• **Input records**
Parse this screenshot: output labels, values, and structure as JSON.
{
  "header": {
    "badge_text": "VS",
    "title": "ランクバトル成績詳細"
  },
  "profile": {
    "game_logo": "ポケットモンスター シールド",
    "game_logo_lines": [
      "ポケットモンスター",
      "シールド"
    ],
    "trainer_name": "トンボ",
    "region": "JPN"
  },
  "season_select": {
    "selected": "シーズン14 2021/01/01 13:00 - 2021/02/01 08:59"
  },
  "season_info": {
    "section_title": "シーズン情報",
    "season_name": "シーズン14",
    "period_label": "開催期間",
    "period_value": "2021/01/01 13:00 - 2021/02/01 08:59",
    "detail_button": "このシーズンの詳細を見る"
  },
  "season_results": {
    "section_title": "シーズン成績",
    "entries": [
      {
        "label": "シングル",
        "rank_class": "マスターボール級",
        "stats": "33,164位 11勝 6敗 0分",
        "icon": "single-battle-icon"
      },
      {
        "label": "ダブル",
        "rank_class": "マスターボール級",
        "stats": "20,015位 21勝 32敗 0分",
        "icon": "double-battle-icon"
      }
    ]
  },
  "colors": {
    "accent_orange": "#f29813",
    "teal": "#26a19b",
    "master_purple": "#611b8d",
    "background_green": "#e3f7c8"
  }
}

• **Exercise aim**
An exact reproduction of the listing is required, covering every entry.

• **Solved problem**
Parse this screenshot: output labels, values, and structure as JSON.
{
  "header": {
    "badge_text": "VS",
    "title": "ランクバトル成績詳細"
  },
  "profile": {
    "game_logo": "ポケットモンスター シールド",
    "game_logo_lines": [
      "ポケットモンスター",
      "シールド"
    ],
    "trainer_name": "トンボ",
    "region": "JPN"
  },
  "season_select": {
    "selected": "シーズン14 2021/01/01 13:00 - 2021/02/01 08:59"
  },
  "season_info": {
    "section_title": "シーズン情報",
    "season_name": "シーズン14",
    "period_label": "開催期間",
    "period_value": "2021/01/01 13:00 - 2021/02/01 08:59",
    "detail_button": "このシーズンの詳細を見る"
  },
  "season_results": {
    "section_title": "シーズン成績",
    "entries": [
      {
        "label": "シングル",
        "rank_class": "マスターボール級",
        "stats": "33,164位 11勝 6敗 0分",
        "icon": "single-battle-icon"
      },
      {
        "label": "ダブル",
        "rank_class": "マスターボール級",
        "stats": "20,015位 21勝 32敗 0分",
        "icon": "double-battle-icon"
      }
    ]
  },
  "colors": {
    "accent_orange": "#f29813",
    "teal": "#26a19b",
    "master_purple": "#611b8d",
    "background_green": "#e3f7c8"
  }
}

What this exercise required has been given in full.